Russia has carried out occasional airstrikes, on the pretext of attacking “terrorists”, but has not agreed to an offensive to overrun the area. Iran, which has verbally backed the attempt at recapture, has been silent on the issue since the demilitarized zone suspended a Russian-regime campaign.
Instead, Zarif offered words of support for Turkish intentions to push back the Kurdish militia YPG — which Ankara sees as linked to the Turkish Kurdish insurgency PKK — in north and northeast Syria:
We understand the concerns of Turkey about terrorist groups in Syria and we agree with them. The security and peace of the Turkish people are very important to us. We enjoy very thorough cooperation on this issue.
Erdoğan has set out the intention for a 32-km (20-mile) deep “safe zone” across Kurdish territory on the Turkish-Syrian border, but Ankara has held back from military action after US agencies curbed Donald Trump’s declaration in December of a withdrawal of American troops.
The US military created and supports the Kurdish-led Syrian Democratic Forces, which hold 27% of Syria after pushing out the Islamic State.
Erdoğan made no statement and Çavuşoğlu was non-committal:
In Syria, from the start, on the ground, we do not agree with Iran on many issues. But we have decided to cooperate with Iran for a political solution.
Iran, Russia, and Turkey will convene again in the Kazakhstan capital Astana next week. The three countries have declared an “Astana process” since early 2017 to address Syria’s political and military situation.
An Economic Priority?
But Wednesday’s discussions may have focused on economic matters, notably the regime’s tenous position over reconstruction.
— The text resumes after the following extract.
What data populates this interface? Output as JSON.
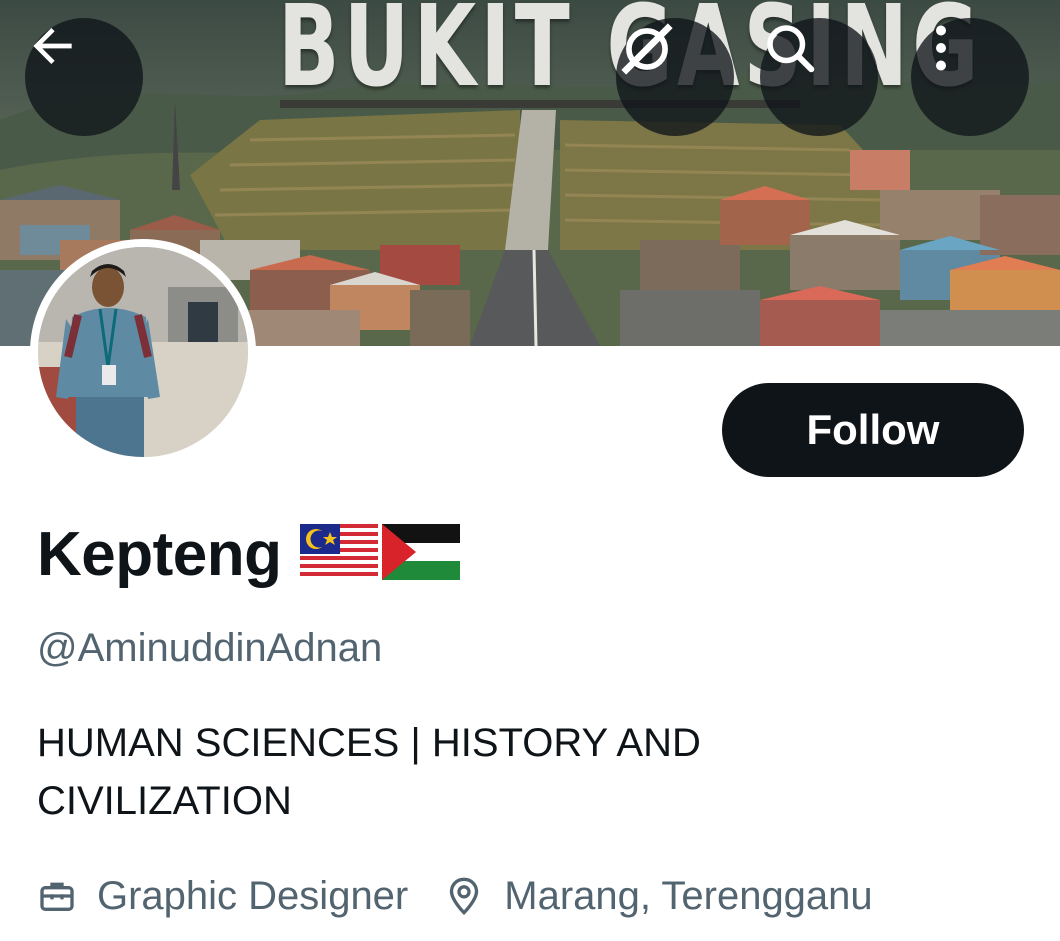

Iran has been an essential prop for Assad, providing billions in oil, goods, construction, and lines of credit amid a 75% fall in Syrian GDP and more than $400 billion in damage.
But Tehran is in its own economic difficulties, with long-standing internal issues and the imposition of comprehensive US sanctions from November.
In a sign of a reduction or even cut-off of vital Iranian support, the Syrian people face crippling shortages of petrol, with videos showing miles of queues of parked cars and taxis.
Çavuşoğlu made no reference to the Syrian crisis, but did address Iran’s attempt to push back the American sanctions, including through an escalation of trade with Turkey.
“Our ministers expressed Turkey’s concerns to US counterparts in a recent meeting,” the Foreign Minister said.
He criticized the Trump Administration’s latest step, designating Iran’s Revolutionary Guards as a “foreign terrorist organization”: “This is an extremely wrong decision.”